===== Provided records

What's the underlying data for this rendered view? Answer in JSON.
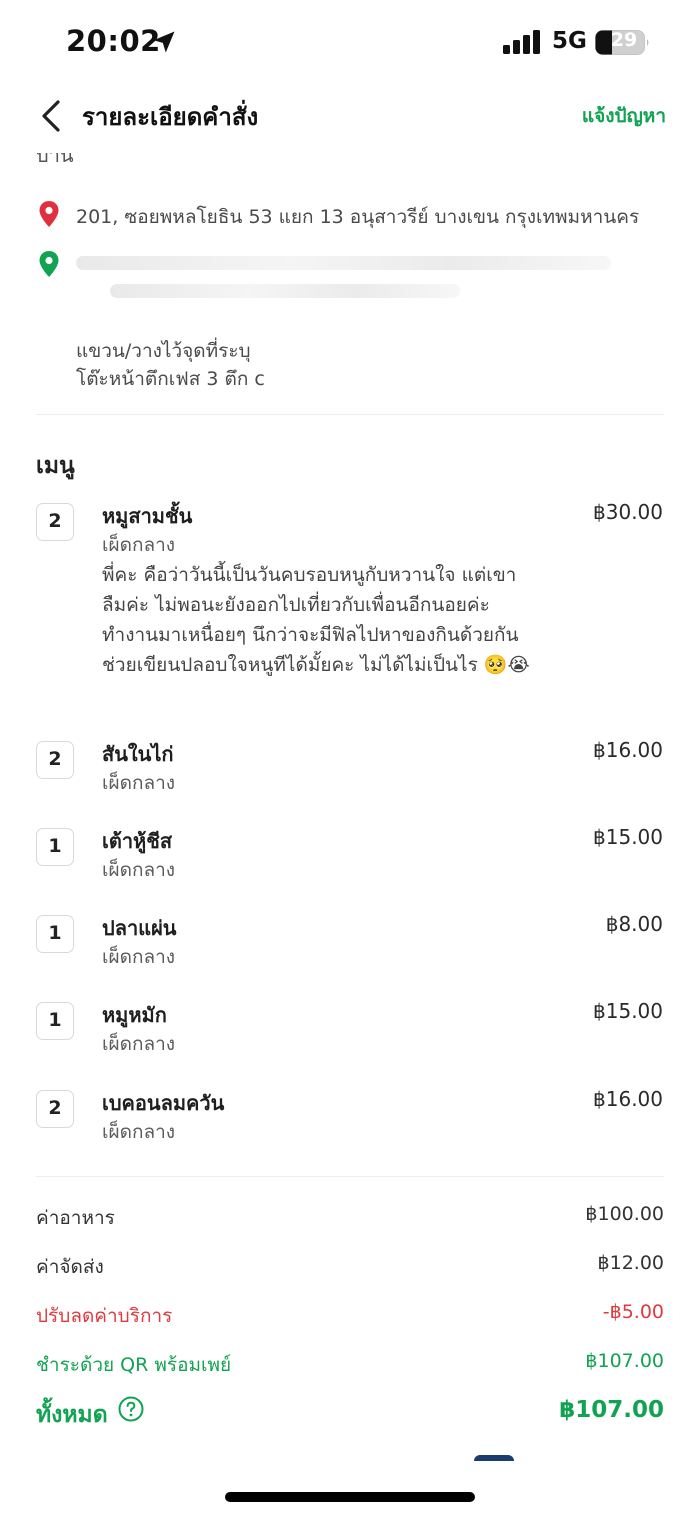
{
  "status_bar": {
    "time": "20:02",
    "network": "5G",
    "battery": "29"
  },
  "header": {
    "title": "รายละเอียดคำสั่ง",
    "report_label": "แจ้งปัญหา"
  },
  "address": {
    "cut_text": "บ้าน",
    "pickup": "201, ซอยพหลโยธิน 53 แยก 13  อนุสาวรีย์ บางเขน กรุงเทพมหานคร",
    "dropoff_blurred": "",
    "note_line1": "แขวน/วางไว้จุดที่ระบุ",
    "note_line2": "โต๊ะหน้าตึกเฟส 3 ตึก c"
  },
  "menu": {
    "title": "เมนู",
    "items": [
      {
        "qty": "2",
        "name": "หมูสามชั้น",
        "option": "เผ็ดกลาง",
        "note": "พี่คะ คือว่าวันนี้เป็นวันคบรอบหนูกับหวานใจ แต่เขาลืมค่ะ ไม่พอนะยังออกไปเที่ยวกับเพื่อนอีกนอยค่ะทำงานมาเหนื่อยๆ นึกว่าจะมีฟิลไปหาของกินด้วยกัน ช่วยเขียนปลอบใจหนูทีได้มั้ยคะ ไม่ได้ไม่เป็นไร 🥺😭",
        "price": "฿30.00"
      },
      {
        "qty": "2",
        "name": "สันในไก่",
        "option": "เผ็ดกลาง",
        "price": "฿16.00"
      },
      {
        "qty": "1",
        "name": "เต้าหู้ชีส",
        "option": "เผ็ดกลาง",
        "price": "฿15.00"
      },
      {
        "qty": "1",
        "name": "ปลาแผ่น",
        "option": "เผ็ดกลาง",
        "price": "฿8.00"
      },
      {
        "qty": "1",
        "name": "หมูหมัก",
        "option": "เผ็ดกลาง",
        "price": "฿15.00"
      },
      {
        "qty": "2",
        "name": "เบคอนลมควัน",
        "option": "เผ็ดกลาง",
        "price": "฿16.00"
      }
    ]
  },
  "summary": {
    "food_label": "ค่าอาหาร",
    "food_value": "฿100.00",
    "delivery_label": "ค่าจัดส่ง",
    "delivery_value": "฿12.00",
    "discount_label": "ปรับลดค่าบริการ",
    "discount_value": "-฿5.00",
    "payment_label": "ชำระด้วย QR พร้อมเพย์",
    "payment_value": "฿107.00",
    "total_label": "ทั้งหมด",
    "total_value": "฿107.00"
  },
  "colors": {
    "accent_green": "#12a352",
    "discount_red": "#e03a3e",
    "pickup_pin": "#e0303f",
    "dropoff_pin": "#12a352"
  },
  "icons": [
    "location-arrow-icon",
    "signal-icon",
    "battery-icon",
    "back-chevron-icon",
    "pickup-pin-icon",
    "dropoff-pin-icon",
    "help-circle-icon"
  ]
}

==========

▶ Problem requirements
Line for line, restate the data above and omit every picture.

▶ Result below
What's the underlying data for this rendered view? Answer in JSON.
{
  "status_bar": {
    "time": "20:02",
    "network": "5G",
    "battery": "29"
  },
  "header": {
    "title": "รายละเอียดคำสั่ง",
    "report_label": "แจ้งปัญหา"
  },
  "address": {
    "cut_text": "บ้าน",
    "pickup": "201, ซอยพหลโยธิน 53 แยก 13  อนุสาวรีย์ บางเขน กรุงเทพมหานคร",
    "dropoff_blurred": "",
    "note_line1": "แขวน/วางไว้จุดที่ระบุ",
    "note_line2": "โต๊ะหน้าตึกเฟส 3 ตึก c"
  },
  "menu": {
    "title": "เมนู",
    "items": [
      {
        "qty": "2",
        "name": "หมูสามชั้น",
        "option": "เผ็ดกลาง",
        "note": "พี่คะ คือว่าวันนี้เป็นวันคบรอบหนูกับหวานใจ แต่เขาลืมค่ะ ไม่พอนะยังออกไปเที่ยวกับเพื่อนอีกนอยค่ะทำงานมาเหนื่อยๆ นึกว่าจะมีฟิลไปหาของกินด้วยกัน ช่วยเขียนปลอบใจหนูทีได้มั้ยคะ ไม่ได้ไม่เป็นไร 🥺😭",
        "price": "฿30.00"
      },
      {
        "qty": "2",
        "name": "สันในไก่",
        "option": "เผ็ดกลาง",
        "price": "฿16.00"
      },
      {
        "qty": "1",
        "name": "เต้าหู้ชีส",
        "option": "เผ็ดกลาง",
        "price": "฿15.00"
      },
      {
        "qty": "1",
        "name": "ปลาแผ่น",
        "option": "เผ็ดกลาง",
        "price": "฿8.00"
      },
      {
        "qty": "1",
        "name": "หมูหมัก",
        "option": "เผ็ดกลาง",
        "price": "฿15.00"
      },
      {
        "qty": "2",
        "name": "เบคอนลมควัน",
        "option": "เผ็ดกลาง",
        "price": "฿16.00"
      }
    ]
  },
  "summary": {
    "food_label": "ค่าอาหาร",
    "food_value": "฿100.00",
    "delivery_label": "ค่าจัดส่ง",
    "delivery_value": "฿12.00",
    "discount_label": "ปรับลดค่าบริการ",
    "discount_value": "-฿5.00",
    "payment_label": "ชำระด้วย QR พร้อมเพย์",
    "payment_value": "฿107.00",
    "total_label": "ทั้งหมด",
    "total_value": "฿107.00"
  },
  "colors": {
    "accent_green": "#12a352",
    "discount_red": "#e03a3e",
    "pickup_pin": "#e0303f",
    "dropoff_pin": "#12a352"
  },
  "icons": [
    "location-arrow-icon",
    "signal-icon",
    "battery-icon",
    "back-chevron-icon",
    "pickup-pin-icon",
    "dropoff-pin-icon",
    "help-circle-icon"
  ]
}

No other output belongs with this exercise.